This pancake’s a traditional snack in Singapore. It’s called 面煎粿, which if you pronounce it in Mandarin is “mian jian guo”. But no one calls it that, it’s usually called “mee chiang kueh”, “bee chiang kueh”, “min chiang kueh”, or as how my family pronounces it, “min jiang kueh”. I think the pronunciation depends on which dialect group your family belongs to.
This pancake can either be the moist and fluffy variety, as shown here, or the ultra crispy variety which I actually prefer. Usually it’s filled with a sweet and crunchy peanut filling, but I decided to go savoury here with a cheese and pork floss filling.

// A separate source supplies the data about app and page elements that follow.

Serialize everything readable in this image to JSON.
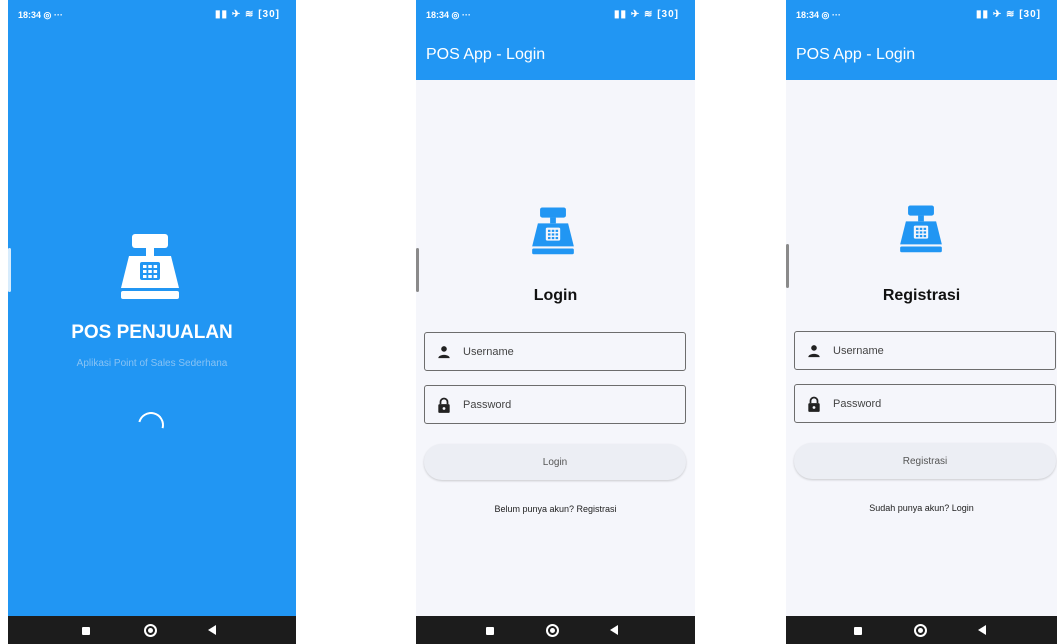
{
  "colors": {
    "primary": "#2196f3",
    "background": "#f5f6fb",
    "nav_bar": "#1c1c1c"
  },
  "status_bar": {
    "time": "18:34",
    "left_indicators": "◎ ···",
    "right_icons": [
      "signal-icon",
      "nfc-icon",
      "airplane-icon",
      "wifi-icon",
      "battery-icon"
    ],
    "battery": "30"
  },
  "nav_bar": {
    "icons": [
      "recents-square-icon",
      "home-circle-icon",
      "back-triangle-icon"
    ]
  },
  "splash": {
    "icon": "cash-register-icon",
    "title": "POS PENJUALAN",
    "subtitle": "Aplikasi Point of Sales Sederhana",
    "loading_icon": "loading-spinner-icon"
  },
  "login": {
    "app_title": "POS App - Login",
    "icon": "cash-register-icon",
    "heading": "Login",
    "username_placeholder": "Username",
    "password_placeholder": "Password",
    "button_label": "Login",
    "link_text": "Belum punya akun? Registrasi"
  },
  "register": {
    "app_title": "POS App - Login",
    "icon": "cash-register-icon",
    "heading": "Registrasi",
    "username_placeholder": "Username",
    "password_placeholder": "Password",
    "button_label": "Registrasi",
    "link_text": "Sudah punya akun? Login"
  }
}
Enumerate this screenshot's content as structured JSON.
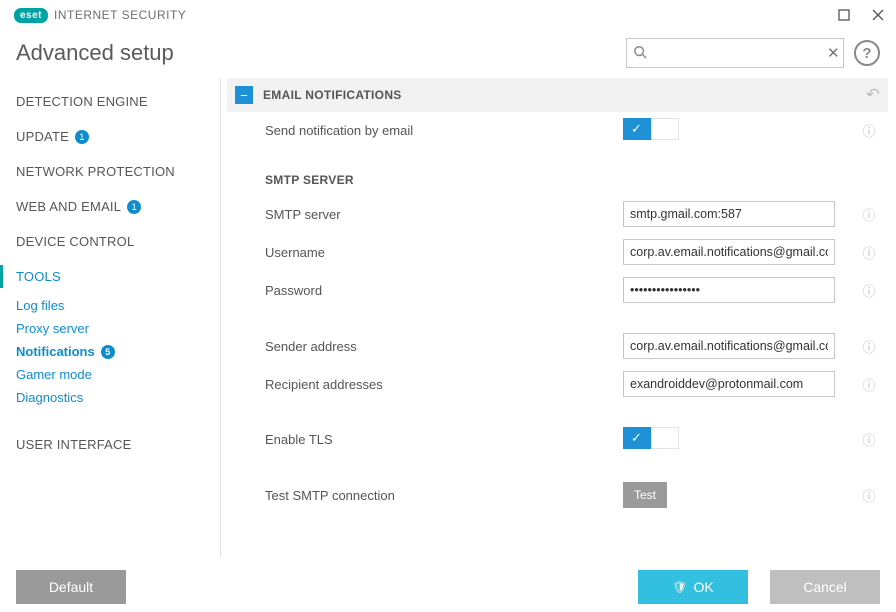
{
  "titlebar": {
    "brand": "eset",
    "product": "INTERNET SECURITY"
  },
  "header": {
    "title": "Advanced setup",
    "search_placeholder": ""
  },
  "sidebar": {
    "items": [
      {
        "label": "DETECTION ENGINE",
        "badge": null
      },
      {
        "label": "UPDATE",
        "badge": "1"
      },
      {
        "label": "NETWORK PROTECTION",
        "badge": null
      },
      {
        "label": "WEB AND EMAIL",
        "badge": "1"
      },
      {
        "label": "DEVICE CONTROL",
        "badge": null
      },
      {
        "label": "TOOLS",
        "badge": null
      },
      {
        "label": "USER INTERFACE",
        "badge": null
      }
    ],
    "tools_sub": [
      {
        "label": "Log files"
      },
      {
        "label": "Proxy server"
      },
      {
        "label": "Notifications",
        "badge": "5"
      },
      {
        "label": "Gamer mode"
      },
      {
        "label": "Diagnostics"
      }
    ]
  },
  "section": {
    "title": "EMAIL NOTIFICATIONS",
    "send_label": "Send notification by email",
    "send_on": true,
    "smtp_title": "SMTP SERVER",
    "server_label": "SMTP server",
    "server_value": "smtp.gmail.com:587",
    "user_label": "Username",
    "user_value": "corp.av.email.notifications@gmail.com",
    "pass_label": "Password",
    "pass_value": "••••••••••••••••",
    "sender_label": "Sender address",
    "sender_value": "corp.av.email.notifications@gmail.com",
    "recip_label": "Recipient addresses",
    "recip_value": "exandroiddev@protonmail.com",
    "tls_label": "Enable TLS",
    "tls_on": true,
    "test_label": "Test SMTP connection",
    "test_btn": "Test"
  },
  "footer": {
    "default": "Default",
    "ok": "OK",
    "cancel": "Cancel"
  }
}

If you don’t know what pork floss is, it’s like a dried meat product that’s both sweet and savoury at the same time. Kind of like meaty candy floss? Sounds weird, but everyone I’ve given some to has loved it. It has a Wikipedia page, check it out.
I also tried putting some smooth peanut butter in (probably overfilled it there), which was good, but the traditional crushed peanuts filling was definitely better.
- 130g plain flour
- ½ tsp baking soda
- ½ tsp instant yeast
- 2 tbsp sugar
- 1 egg
- 160ml water (lukewarm)
- Mix all the ingredients in a bowl until smooth.
- Cover and let sit for 30 mins.
- Oil a pan and use a paper towel to soak up excess oil and make sure the surface is evenly oiled.
- Heat the pan over low-medium heat. When the pan is hot, add a ladle of batter to the pan. Cover and cook for 4 mins.
- When the surface is bubbly and the sides are dry (just like a normal pancake), add your filling of choice on top of the pancake. Cover and cook for 2-3 more mins.
- Fold the pancake into half and serve.
- The water has to be lukewarm. I completely missed this note and I think that’s why my pancake wasn’t as fluffy as it’s supposed to be. Still pretty fluffy though.